Sitting on the south side of Zeballos Lake rises a seldom-summited peak of the same name. It suffers from the ignominious problem of being a neighbour to the far more glamorous peaks of the Haihte Range; with an elevation of only 1540 metres, it’s a problem that won’t be outgrown by this report.
On March 17, 2019, I joined Phil and Ramsay on a summit attempt of Zeballos Peak. We were in high spirits as we started our hike. The south-facing slopes of the mountain were clear of snow to the end of the road, allowing us the luxury of heading straight into the slash without the additional work of grunting up a steep logging road (450 m).
Total Distance: 6.8 km
Starting Elevation: 450 m
Maximum Elevation: 1380 m
Total Elevation Gain: 941 m
Total Time: 7 Hours
We lacked significant beta on the peak, and prior to the trip had numerous conversations about route options. Even at the vehicles, before we started our hike, we picked a different route only moments before heading into the thicket of slash.
Whether it be favourable or foul, we had fantastic weather. We were catching the first days of an early spring heatwave that pulled the island out of a series of polar vortexes throughout the late winter. At first, in the shade of the old-growth, we were delighted by the warm sun. But as we crawled beyond 900 metres, we entered onto a snow slope that brought the full heat of the sun.
We moved quickly up the barren slope while the light reflecting off the snow baked into us and forced sweat on our brows as we ascended. The heat also brought other problems: avalanches and cornice drops.
It was obvious that the center of our slope was a slide path; even if our line was sheltered from the cliff in front of us. If our instincts and experience didn’t reveal this fact, the frequent river of snow slowly flowing down the center of the slope was clue enough. We ascended on the left , well clear of the river and always keeping our eyes up. As we ascended, the right side of the slope rose high into a wall, and it became clear that the slope narrowed into a gully — a gully with high walls and several largish cornices overhanging an obvious terrain trap we would have to travel through should we continue on our course. We didn’t.
At 1250 metres, some 150 metres shy of the crest, we cut across the still wide slope, seeking a different route to the summit. We could see a short section that required a brief ascent up some steep snow and some scrambling up the rough rock to…who knew what.
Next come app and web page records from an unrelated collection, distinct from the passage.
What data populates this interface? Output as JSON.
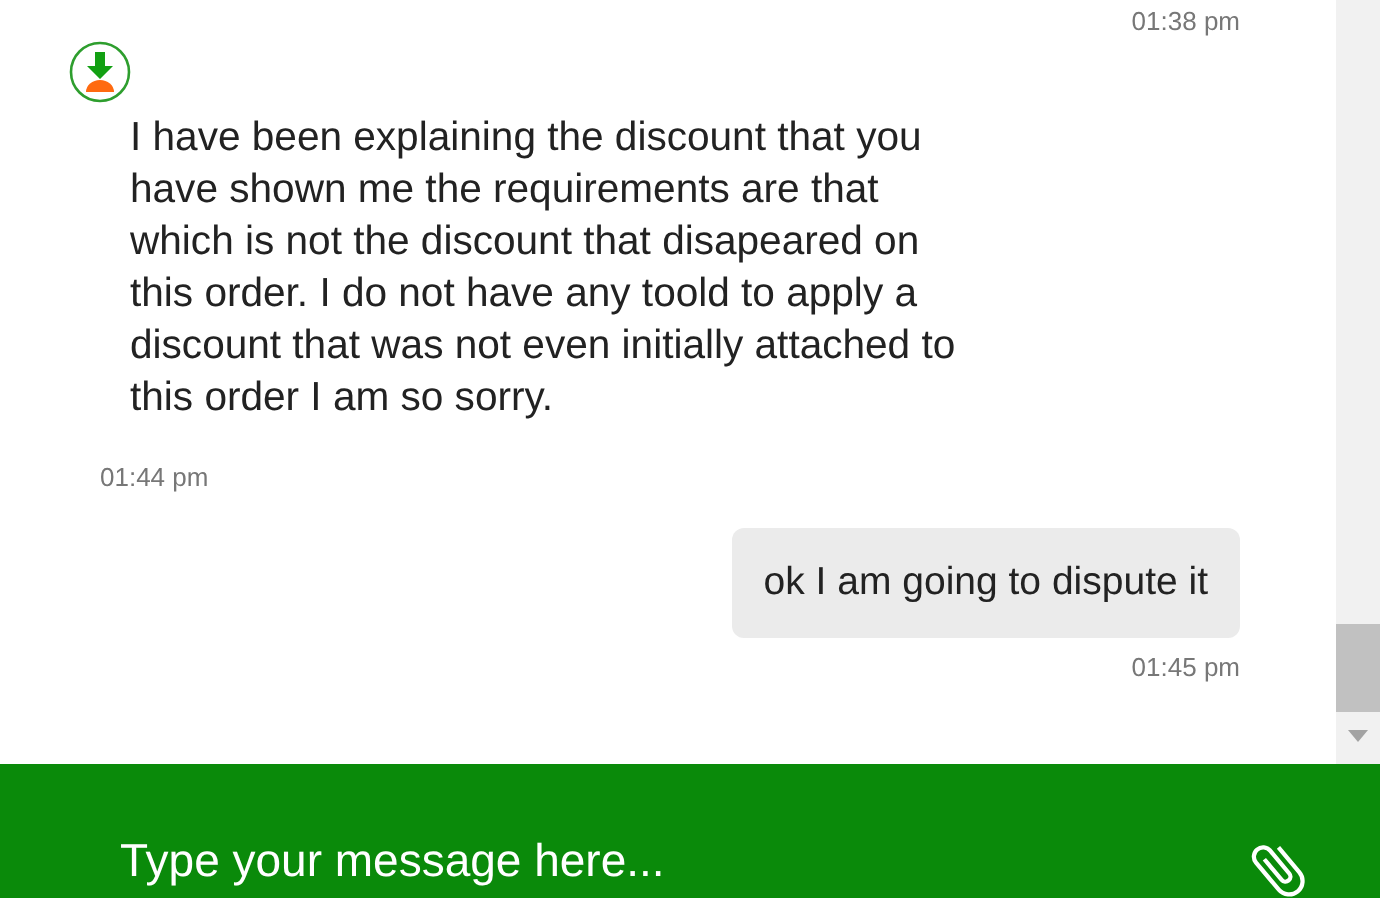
{
  "messages": [
    {
      "kind": "outgoing",
      "time": "01:38 pm"
    },
    {
      "kind": "incoming",
      "text": "I have been explaining the discount that you have shown me the requirements are that which is not the discount that disapeared on this order. I do not have any toold to apply a discount that was not even initially attached to this order I am so sorry.",
      "time": "01:44 pm"
    },
    {
      "kind": "outgoing",
      "text": "ok I am going to dispute it",
      "time": "01:45 pm"
    }
  ],
  "composer": {
    "placeholder": "Type your message here..."
  }
}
Only a moment after we decided going further up the snow would be foolish, we heard a very loud crunch as a cornice crashed into the ground and raced down the mountain — not all that close to where we were previously standing, but the incident validated our choice to change direction.
Of course, things seldom go as planned. Continuing our route took some awkward moves over ice-covered rock to get up to a ledge to another ice-covered slope. This was my least favourite part of the day, because there were so few options for footing. I couldn’t kick through the thin layer of ice because of the rock below, and I was in no position to put crampons on (we hadn’t needed them 2 metres below as we were up to our knees in snow). I jammed the pick of my axe into the snow and held my breath as I used the edge of my boot to creep to safer ground.
At this point Phil took the lead up the next obstacle, a debris-filled rocky scramble up. It looked easy enough, but proved to have a variety of challenges including falling debris, spontaneously falling rocks let loose by melting snow, and a side of the rock face that left Phil scrambling for footing like some sort of cartoon character. Let’s just say, it’s a good thing we had donned our helmets back at the car.
I had only a little more luck than Phil. As I was at the top of the rise, I reached my hand forward to test the stability of a large boulder (probably close to my own weight). I hardly tugged on it when the whole fucking thing tumbled out on me. I did a short hop and kicked my legs out of the fall path, while yelling, “ROOOOOCK, DUCK!”. Looking between my legs, I watched the boulder tumble a few metres and crash off the rock where Phil was waiting, sheltered behind; take a second bounce off the rock Ramsay was sheltered behind; and then drop out of sight… only to explode, a short moment later, into a shower of small rocks. The thunderous crack we heard told us the boulder must have landed on rock and snow below, throwing dozens of small stones and snow up into our field of vision.
We got out of there as quickly as we could and counted ourselves lucky that we didn’t have any serious injuries. Things could have been dramatically worse if we hadn’t taken as much care as we did, and if luck wasn’t on our side.
That short slope crested at 1280 metres, and from there we found much more forgiving terrain that we scooted easily along until we finally caught a glimpse of our goal. Its south face looked starkly orange-red against the contrast of the blue sky and white snow cutting across the face. We were so close, but our time fiddle-farting around on the cruddy section had cost us significant time. Examining the route, we all agreed that we had no intention of returning the way we ascended, and that extra time would be needed to find an alternate way back to the vehicles. We knew we could make the summit, but the prospect of bushwhacking down unknown slopes by headlamp was stupidity. I think we also felt that our good luck was running out. We headed for home.
Our route back meandered down snow-covered slopes, through trees, and worst of all down into thigh- and sometimes hip-deep wet snow. All through the afternoon, we could hear avalanches roaring in the Haihte Range across Zeballos Lake. We made excellent time, even with the difficult route-finding.
Around 540 metres we crossed paths with what was likely the remnants of the cornice drop from early in the day –-dang, that went a looooong way down!
At the vehicles, we licked our wounds, revelled in our successes, and enjoyed the exhilaration brought by a fabulous day in the sun. We’ll be back, Zeballos Peak, but not soon.